ABOUT THIS TASK = The reply should consist of the entire listing, word for word.

RECORDS SHOWN =
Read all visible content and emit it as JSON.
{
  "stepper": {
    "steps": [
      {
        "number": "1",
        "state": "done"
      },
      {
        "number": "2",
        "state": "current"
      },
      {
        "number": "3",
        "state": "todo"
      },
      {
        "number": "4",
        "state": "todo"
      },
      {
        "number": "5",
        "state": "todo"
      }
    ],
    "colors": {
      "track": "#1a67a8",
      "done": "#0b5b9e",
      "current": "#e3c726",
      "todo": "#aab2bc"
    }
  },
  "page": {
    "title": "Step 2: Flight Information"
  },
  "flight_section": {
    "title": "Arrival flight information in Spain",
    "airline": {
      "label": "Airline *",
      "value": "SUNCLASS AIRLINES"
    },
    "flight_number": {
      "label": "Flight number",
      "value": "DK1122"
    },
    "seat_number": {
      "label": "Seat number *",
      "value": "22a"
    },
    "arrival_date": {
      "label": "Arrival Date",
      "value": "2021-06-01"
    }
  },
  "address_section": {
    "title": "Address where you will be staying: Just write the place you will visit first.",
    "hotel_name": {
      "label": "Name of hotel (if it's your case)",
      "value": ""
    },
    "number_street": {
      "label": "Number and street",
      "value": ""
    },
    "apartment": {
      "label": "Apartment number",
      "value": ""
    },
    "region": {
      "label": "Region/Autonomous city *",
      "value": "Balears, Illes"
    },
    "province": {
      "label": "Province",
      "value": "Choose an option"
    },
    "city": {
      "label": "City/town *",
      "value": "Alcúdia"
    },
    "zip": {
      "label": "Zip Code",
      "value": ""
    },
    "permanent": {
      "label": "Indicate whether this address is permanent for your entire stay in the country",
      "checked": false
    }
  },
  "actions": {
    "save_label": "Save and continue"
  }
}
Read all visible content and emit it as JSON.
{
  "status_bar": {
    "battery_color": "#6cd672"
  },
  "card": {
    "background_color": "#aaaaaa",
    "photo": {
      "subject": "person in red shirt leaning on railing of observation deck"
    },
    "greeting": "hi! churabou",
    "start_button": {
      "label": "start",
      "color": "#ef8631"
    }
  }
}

RESULT OF THIS EXERCISE =
Read all visible content and emit it as JSON.
{
  "stepper": {
    "steps": [
      {
        "number": "1",
        "state": "done"
      },
      {
        "number": "2",
        "state": "current"
      },
      {
        "number": "3",
        "state": "todo"
      },
      {
        "number": "4",
        "state": "todo"
      },
      {
        "number": "5",
        "state": "todo"
      }
    ],
    "colors": {
      "track": "#1a67a8",
      "done": "#0b5b9e",
      "current": "#e3c726",
      "todo": "#aab2bc"
    }
  },
  "page": {
    "title": "Step 2: Flight Information"
  },
  "flight_section": {
    "title": "Arrival flight information in Spain",
    "airline": {
      "label": "Airline *",
      "value": "SUNCLASS AIRLINES"
    },
    "flight_number": {
      "label": "Flight number",
      "value": "DK1122"
    },
    "seat_number": {
      "label": "Seat number *",
      "value": "22a"
    },
    "arrival_date": {
      "label": "Arrival Date",
      "value": "2021-06-01"
    }
  },
  "address_section": {
    "title": "Address where you will be staying: Just write the place you will visit first.",
    "hotel_name": {
      "label": "Name of hotel (if it's your case)",
      "value": ""
    },
    "number_street": {
      "label": "Number and street",
      "value": ""
    },
    "apartment": {
      "label": "Apartment number",
      "value": ""
    },
    "region": {
      "label": "Region/Autonomous city *",
      "value": "Balears, Illes"
    },
    "province": {
      "label": "Province",
      "value": "Choose an option"
    },
    "city": {
      "label": "City/town *",
      "value": "Alcúdia"
    },
    "zip": {
      "label": "Zip Code",
      "value": ""
    },
    "permanent": {
      "label": "Indicate whether this address is permanent for your entire stay in the country",
      "checked": false
    }
  },
  "actions": {
    "save_label": "Save and continue"
  }
}
Read all visible content and emit it as JSON.
{
  "status_bar": {
    "battery_color": "#6cd672"
  },
  "card": {
    "background_color": "#aaaaaa",
    "photo": {
      "subject": "person in red shirt leaning on railing of observation deck"
    },
    "greeting": "hi! churabou",
    "start_button": {
      "label": "start",
      "color": "#ef8631"
    }
  }
}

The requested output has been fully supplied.